From the listing below, copy out every line where the word "İmzası" appears.

### Supplied data ###

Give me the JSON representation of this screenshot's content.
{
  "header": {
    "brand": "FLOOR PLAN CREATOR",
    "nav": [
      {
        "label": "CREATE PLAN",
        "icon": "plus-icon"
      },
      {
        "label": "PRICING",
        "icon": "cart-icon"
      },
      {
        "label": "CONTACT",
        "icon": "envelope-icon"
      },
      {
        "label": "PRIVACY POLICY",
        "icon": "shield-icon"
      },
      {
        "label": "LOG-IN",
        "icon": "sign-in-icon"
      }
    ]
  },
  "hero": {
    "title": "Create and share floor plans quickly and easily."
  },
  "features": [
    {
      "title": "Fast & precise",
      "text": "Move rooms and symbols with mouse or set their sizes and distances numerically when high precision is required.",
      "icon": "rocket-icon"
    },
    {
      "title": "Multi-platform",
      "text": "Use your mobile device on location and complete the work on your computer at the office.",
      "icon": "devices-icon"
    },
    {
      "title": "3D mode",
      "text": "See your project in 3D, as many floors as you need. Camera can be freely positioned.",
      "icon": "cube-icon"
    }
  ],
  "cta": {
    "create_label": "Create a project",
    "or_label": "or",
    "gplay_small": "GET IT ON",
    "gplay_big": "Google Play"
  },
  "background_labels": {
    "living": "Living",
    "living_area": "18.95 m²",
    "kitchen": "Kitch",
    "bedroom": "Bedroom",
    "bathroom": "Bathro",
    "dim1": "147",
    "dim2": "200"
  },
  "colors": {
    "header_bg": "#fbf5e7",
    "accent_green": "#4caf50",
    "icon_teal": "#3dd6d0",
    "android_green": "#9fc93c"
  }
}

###
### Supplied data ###

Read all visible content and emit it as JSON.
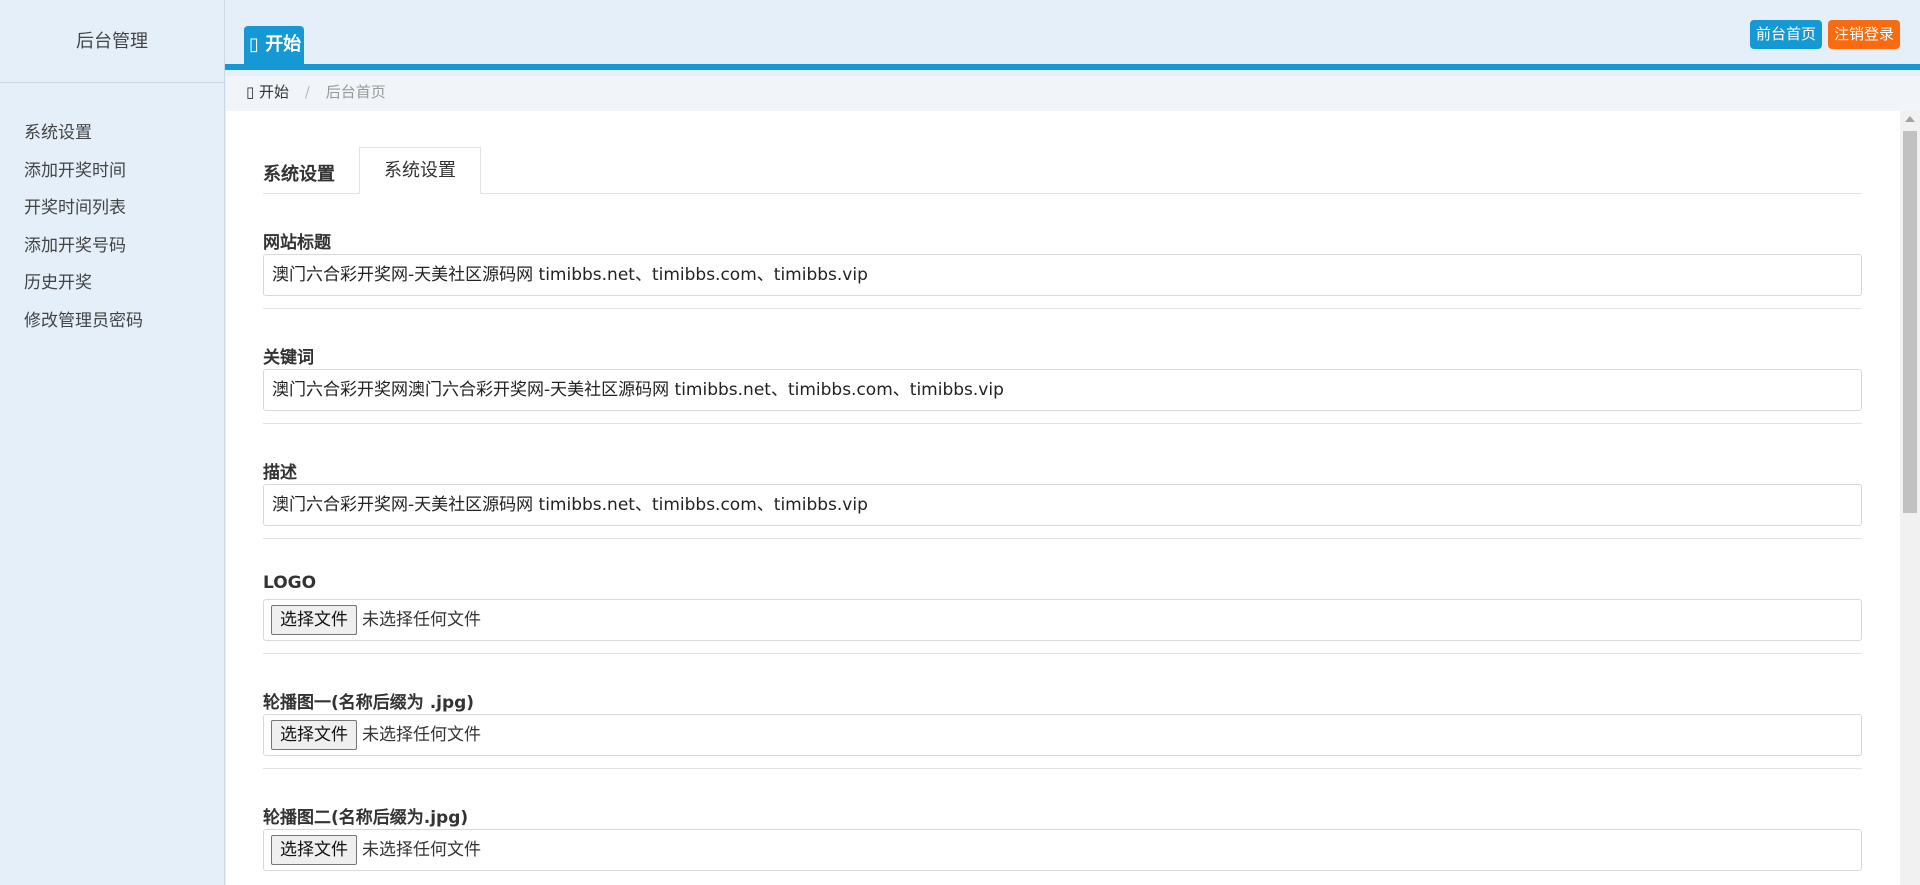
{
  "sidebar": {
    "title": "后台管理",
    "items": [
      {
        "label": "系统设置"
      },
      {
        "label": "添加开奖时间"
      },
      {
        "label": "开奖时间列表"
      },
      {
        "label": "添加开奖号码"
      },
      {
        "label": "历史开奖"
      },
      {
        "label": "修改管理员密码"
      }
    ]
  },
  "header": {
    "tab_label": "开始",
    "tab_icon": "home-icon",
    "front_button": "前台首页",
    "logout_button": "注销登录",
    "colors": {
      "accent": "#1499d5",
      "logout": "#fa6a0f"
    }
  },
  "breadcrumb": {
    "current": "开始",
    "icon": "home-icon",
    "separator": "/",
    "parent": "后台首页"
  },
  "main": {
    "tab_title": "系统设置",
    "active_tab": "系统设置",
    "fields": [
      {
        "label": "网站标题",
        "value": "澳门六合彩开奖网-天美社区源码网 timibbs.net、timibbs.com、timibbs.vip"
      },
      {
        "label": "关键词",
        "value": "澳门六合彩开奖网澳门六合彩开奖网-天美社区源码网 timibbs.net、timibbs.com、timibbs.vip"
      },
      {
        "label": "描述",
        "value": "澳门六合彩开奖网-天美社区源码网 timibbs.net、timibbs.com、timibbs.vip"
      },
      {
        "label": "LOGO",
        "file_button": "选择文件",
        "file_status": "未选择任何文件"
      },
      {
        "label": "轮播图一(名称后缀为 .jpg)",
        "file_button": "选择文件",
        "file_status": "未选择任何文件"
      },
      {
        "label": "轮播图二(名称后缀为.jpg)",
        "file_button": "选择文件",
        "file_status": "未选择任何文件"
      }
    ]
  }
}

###
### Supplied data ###

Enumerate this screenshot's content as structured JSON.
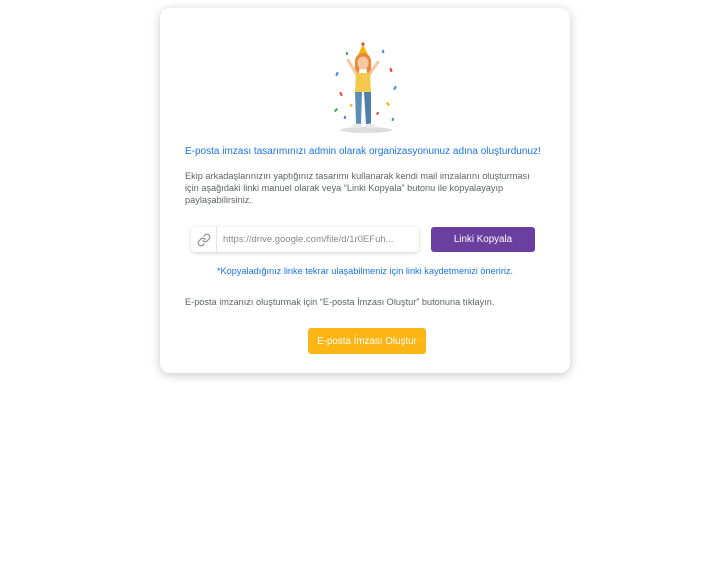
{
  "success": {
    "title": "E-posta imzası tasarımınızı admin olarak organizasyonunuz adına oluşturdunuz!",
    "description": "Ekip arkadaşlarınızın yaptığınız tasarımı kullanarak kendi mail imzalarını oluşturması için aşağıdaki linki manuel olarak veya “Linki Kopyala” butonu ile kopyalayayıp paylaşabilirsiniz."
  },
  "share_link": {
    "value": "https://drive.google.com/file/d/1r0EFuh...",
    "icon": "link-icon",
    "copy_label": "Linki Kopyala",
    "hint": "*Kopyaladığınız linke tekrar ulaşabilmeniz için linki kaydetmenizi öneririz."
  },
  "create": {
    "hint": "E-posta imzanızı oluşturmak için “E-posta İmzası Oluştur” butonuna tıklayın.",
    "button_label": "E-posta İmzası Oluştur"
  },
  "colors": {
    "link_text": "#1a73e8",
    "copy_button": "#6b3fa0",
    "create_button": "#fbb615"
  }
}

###

— Expected output —
    "hint": "E-posta imzanızı oluşturmak için “E-posta İmzası Oluştur” butonuna tıklayın.",
    "button_label": "E-posta İmzası Oluştur"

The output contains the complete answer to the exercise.